**How to complete this task:** Reproduce each entry exactly as it reads. Leave the images out.
(Beginning of Records to use)
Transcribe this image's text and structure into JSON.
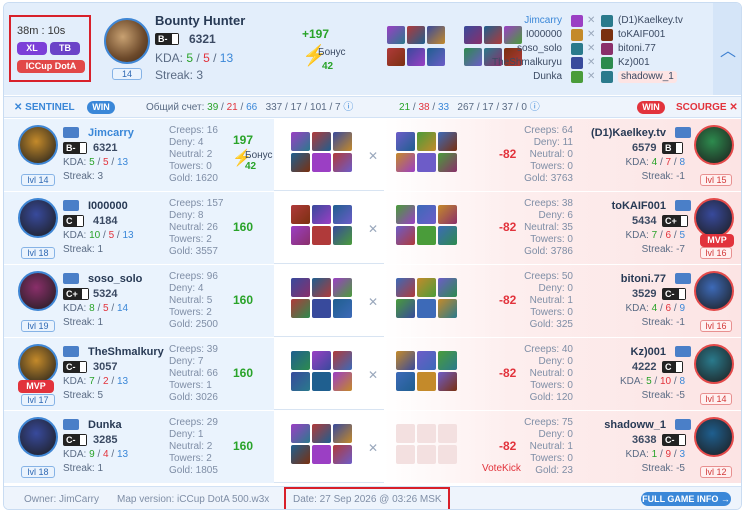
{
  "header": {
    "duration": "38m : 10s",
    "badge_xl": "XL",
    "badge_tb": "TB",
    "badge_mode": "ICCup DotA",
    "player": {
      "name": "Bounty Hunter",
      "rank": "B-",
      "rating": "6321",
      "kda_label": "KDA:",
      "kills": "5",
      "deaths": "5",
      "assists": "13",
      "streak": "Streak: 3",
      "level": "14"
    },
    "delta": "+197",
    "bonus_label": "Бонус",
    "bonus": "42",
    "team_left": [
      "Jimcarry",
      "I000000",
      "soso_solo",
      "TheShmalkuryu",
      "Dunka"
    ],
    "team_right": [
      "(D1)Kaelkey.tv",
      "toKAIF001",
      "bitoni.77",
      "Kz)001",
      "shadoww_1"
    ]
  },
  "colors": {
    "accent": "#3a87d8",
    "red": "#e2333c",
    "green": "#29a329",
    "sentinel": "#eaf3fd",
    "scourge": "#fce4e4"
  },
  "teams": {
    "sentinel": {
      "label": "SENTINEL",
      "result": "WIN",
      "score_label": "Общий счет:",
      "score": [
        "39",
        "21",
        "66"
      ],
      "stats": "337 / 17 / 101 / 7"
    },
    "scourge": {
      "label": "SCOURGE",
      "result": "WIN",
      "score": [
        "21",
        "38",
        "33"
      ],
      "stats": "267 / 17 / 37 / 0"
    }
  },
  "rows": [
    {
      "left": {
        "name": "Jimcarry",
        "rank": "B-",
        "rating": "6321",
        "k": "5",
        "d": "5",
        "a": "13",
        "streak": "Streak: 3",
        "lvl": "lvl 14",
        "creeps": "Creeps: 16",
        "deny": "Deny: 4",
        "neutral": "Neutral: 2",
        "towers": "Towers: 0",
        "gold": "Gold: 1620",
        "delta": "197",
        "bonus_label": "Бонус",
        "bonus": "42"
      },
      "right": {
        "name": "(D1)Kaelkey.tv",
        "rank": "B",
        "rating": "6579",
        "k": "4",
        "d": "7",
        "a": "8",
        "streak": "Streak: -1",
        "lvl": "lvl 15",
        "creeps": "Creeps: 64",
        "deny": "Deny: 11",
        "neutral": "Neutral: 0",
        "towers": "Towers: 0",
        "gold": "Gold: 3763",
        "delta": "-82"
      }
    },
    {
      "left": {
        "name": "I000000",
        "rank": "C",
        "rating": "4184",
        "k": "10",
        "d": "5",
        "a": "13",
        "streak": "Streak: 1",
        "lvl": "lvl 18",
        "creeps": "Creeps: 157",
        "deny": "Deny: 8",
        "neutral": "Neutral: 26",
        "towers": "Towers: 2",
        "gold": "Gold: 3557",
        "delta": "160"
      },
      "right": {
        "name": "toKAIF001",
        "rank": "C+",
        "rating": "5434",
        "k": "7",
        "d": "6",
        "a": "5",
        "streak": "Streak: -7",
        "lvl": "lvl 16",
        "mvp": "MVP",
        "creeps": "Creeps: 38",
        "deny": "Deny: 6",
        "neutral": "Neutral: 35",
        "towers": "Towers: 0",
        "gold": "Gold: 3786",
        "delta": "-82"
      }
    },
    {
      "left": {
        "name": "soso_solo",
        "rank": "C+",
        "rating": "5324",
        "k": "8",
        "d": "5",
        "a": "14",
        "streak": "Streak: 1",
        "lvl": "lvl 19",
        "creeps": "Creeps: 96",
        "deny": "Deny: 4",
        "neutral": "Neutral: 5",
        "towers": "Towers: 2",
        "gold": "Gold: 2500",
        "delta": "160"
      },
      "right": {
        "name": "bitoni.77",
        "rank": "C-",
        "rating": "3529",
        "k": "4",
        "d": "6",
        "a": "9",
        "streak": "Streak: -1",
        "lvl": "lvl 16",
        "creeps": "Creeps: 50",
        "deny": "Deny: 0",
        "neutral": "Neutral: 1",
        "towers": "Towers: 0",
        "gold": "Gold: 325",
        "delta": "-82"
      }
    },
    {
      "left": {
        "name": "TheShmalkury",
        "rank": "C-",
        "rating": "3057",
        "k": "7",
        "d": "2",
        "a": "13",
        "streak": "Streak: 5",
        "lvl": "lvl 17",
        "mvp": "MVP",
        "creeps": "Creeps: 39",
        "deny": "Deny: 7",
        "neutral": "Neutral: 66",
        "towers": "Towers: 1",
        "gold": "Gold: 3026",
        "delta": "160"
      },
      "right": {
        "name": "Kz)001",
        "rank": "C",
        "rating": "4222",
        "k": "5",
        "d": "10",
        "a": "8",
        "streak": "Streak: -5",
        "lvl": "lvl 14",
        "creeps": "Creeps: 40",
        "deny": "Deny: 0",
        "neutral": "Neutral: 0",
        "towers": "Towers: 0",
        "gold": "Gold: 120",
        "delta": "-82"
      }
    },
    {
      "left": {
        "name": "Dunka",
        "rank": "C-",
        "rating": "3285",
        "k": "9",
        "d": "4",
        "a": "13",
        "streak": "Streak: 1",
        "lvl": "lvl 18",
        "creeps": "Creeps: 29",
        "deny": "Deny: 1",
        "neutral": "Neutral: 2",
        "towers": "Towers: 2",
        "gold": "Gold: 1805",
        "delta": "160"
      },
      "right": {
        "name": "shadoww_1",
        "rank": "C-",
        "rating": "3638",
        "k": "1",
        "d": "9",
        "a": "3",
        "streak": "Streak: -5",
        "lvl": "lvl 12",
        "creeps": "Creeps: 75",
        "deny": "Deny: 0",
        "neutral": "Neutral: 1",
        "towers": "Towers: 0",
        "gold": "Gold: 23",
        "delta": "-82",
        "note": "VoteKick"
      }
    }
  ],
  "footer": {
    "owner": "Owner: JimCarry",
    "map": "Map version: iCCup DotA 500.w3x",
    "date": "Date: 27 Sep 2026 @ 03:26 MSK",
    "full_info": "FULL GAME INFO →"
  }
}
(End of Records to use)
**Output:**
Transcribe this image's text and structure into JSON.
{
  "header": {
    "duration": "38m : 10s",
    "badge_xl": "XL",
    "badge_tb": "TB",
    "badge_mode": "ICCup DotA",
    "player": {
      "name": "Bounty Hunter",
      "rank": "B-",
      "rating": "6321",
      "kda_label": "KDA:",
      "kills": "5",
      "deaths": "5",
      "assists": "13",
      "streak": "Streak: 3",
      "level": "14"
    },
    "delta": "+197",
    "bonus_label": "Бонус",
    "bonus": "42",
    "team_left": [
      "Jimcarry",
      "I000000",
      "soso_solo",
      "TheShmalkuryu",
      "Dunka"
    ],
    "team_right": [
      "(D1)Kaelkey.tv",
      "toKAIF001",
      "bitoni.77",
      "Kz)001",
      "shadoww_1"
    ]
  },
  "colors": {
    "accent": "#3a87d8",
    "red": "#e2333c",
    "green": "#29a329",
    "sentinel": "#eaf3fd",
    "scourge": "#fce4e4"
  },
  "teams": {
    "sentinel": {
      "label": "SENTINEL",
      "result": "WIN",
      "score_label": "Общий счет:",
      "score": [
        "39",
        "21",
        "66"
      ],
      "stats": "337 / 17 / 101 / 7"
    },
    "scourge": {
      "label": "SCOURGE",
      "result": "WIN",
      "score": [
        "21",
        "38",
        "33"
      ],
      "stats": "267 / 17 / 37 / 0"
    }
  },
  "rows": [
    {
      "left": {
        "name": "Jimcarry",
        "rank": "B-",
        "rating": "6321",
        "k": "5",
        "d": "5",
        "a": "13",
        "streak": "Streak: 3",
        "lvl": "lvl 14",
        "creeps": "Creeps: 16",
        "deny": "Deny: 4",
        "neutral": "Neutral: 2",
        "towers": "Towers: 0",
        "gold": "Gold: 1620",
        "delta": "197",
        "bonus_label": "Бонус",
        "bonus": "42"
      },
      "right": {
        "name": "(D1)Kaelkey.tv",
        "rank": "B",
        "rating": "6579",
        "k": "4",
        "d": "7",
        "a": "8",
        "streak": "Streak: -1",
        "lvl": "lvl 15",
        "creeps": "Creeps: 64",
        "deny": "Deny: 11",
        "neutral": "Neutral: 0",
        "towers": "Towers: 0",
        "gold": "Gold: 3763",
        "delta": "-82"
      }
    },
    {
      "left": {
        "name": "I000000",
        "rank": "C",
        "rating": "4184",
        "k": "10",
        "d": "5",
        "a": "13",
        "streak": "Streak: 1",
        "lvl": "lvl 18",
        "creeps": "Creeps: 157",
        "deny": "Deny: 8",
        "neutral": "Neutral: 26",
        "towers": "Towers: 2",
        "gold": "Gold: 3557",
        "delta": "160"
      },
      "right": {
        "name": "toKAIF001",
        "rank": "C+",
        "rating": "5434",
        "k": "7",
        "d": "6",
        "a": "5",
        "streak": "Streak: -7",
        "lvl": "lvl 16",
        "mvp": "MVP",
        "creeps": "Creeps: 38",
        "deny": "Deny: 6",
        "neutral": "Neutral: 35",
        "towers": "Towers: 0",
        "gold": "Gold: 3786",
        "delta": "-82"
      }
    },
    {
      "left": {
        "name": "soso_solo",
        "rank": "C+",
        "rating": "5324",
        "k": "8",
        "d": "5",
        "a": "14",
        "streak": "Streak: 1",
        "lvl": "lvl 19",
        "creeps": "Creeps: 96",
        "deny": "Deny: 4",
        "neutral": "Neutral: 5",
        "towers": "Towers: 2",
        "gold": "Gold: 2500",
        "delta": "160"
      },
      "right": {
        "name": "bitoni.77",
        "rank": "C-",
        "rating": "3529",
        "k": "4",
        "d": "6",
        "a": "9",
        "streak": "Streak: -1",
        "lvl": "lvl 16",
        "creeps": "Creeps: 50",
        "deny": "Deny: 0",
        "neutral": "Neutral: 1",
        "towers": "Towers: 0",
        "gold": "Gold: 325",
        "delta": "-82"
      }
    },
    {
      "left": {
        "name": "TheShmalkury",
        "rank": "C-",
        "rating": "3057",
        "k": "7",
        "d": "2",
        "a": "13",
        "streak": "Streak: 5",
        "lvl": "lvl 17",
        "mvp": "MVP",
        "creeps": "Creeps: 39",
        "deny": "Deny: 7",
        "neutral": "Neutral: 66",
        "towers": "Towers: 1",
        "gold": "Gold: 3026",
        "delta": "160"
      },
      "right": {
        "name": "Kz)001",
        "rank": "C",
        "rating": "4222",
        "k": "5",
        "d": "10",
        "a": "8",
        "streak": "Streak: -5",
        "lvl": "lvl 14",
        "creeps": "Creeps: 40",
        "deny": "Deny: 0",
        "neutral": "Neutral: 0",
        "towers": "Towers: 0",
        "gold": "Gold: 120",
        "delta": "-82"
      }
    },
    {
      "left": {
        "name": "Dunka",
        "rank": "C-",
        "rating": "3285",
        "k": "9",
        "d": "4",
        "a": "13",
        "streak": "Streak: 1",
        "lvl": "lvl 18",
        "creeps": "Creeps: 29",
        "deny": "Deny: 1",
        "neutral": "Neutral: 2",
        "towers": "Towers: 2",
        "gold": "Gold: 1805",
        "delta": "160"
      },
      "right": {
        "name": "shadoww_1",
        "rank": "C-",
        "rating": "3638",
        "k": "1",
        "d": "9",
        "a": "3",
        "streak": "Streak: -5",
        "lvl": "lvl 12",
        "creeps": "Creeps: 75",
        "deny": "Deny: 0",
        "neutral": "Neutral: 1",
        "towers": "Towers: 0",
        "gold": "Gold: 23",
        "delta": "-82",
        "note": "VoteKick"
      }
    }
  ],
  "footer": {
    "owner": "Owner: JimCarry",
    "map": "Map version: iCCup DotA 500.w3x",
    "date": "Date: 27 Sep 2026 @ 03:26 MSK",
    "full_info": "FULL GAME INFO →"
  }
}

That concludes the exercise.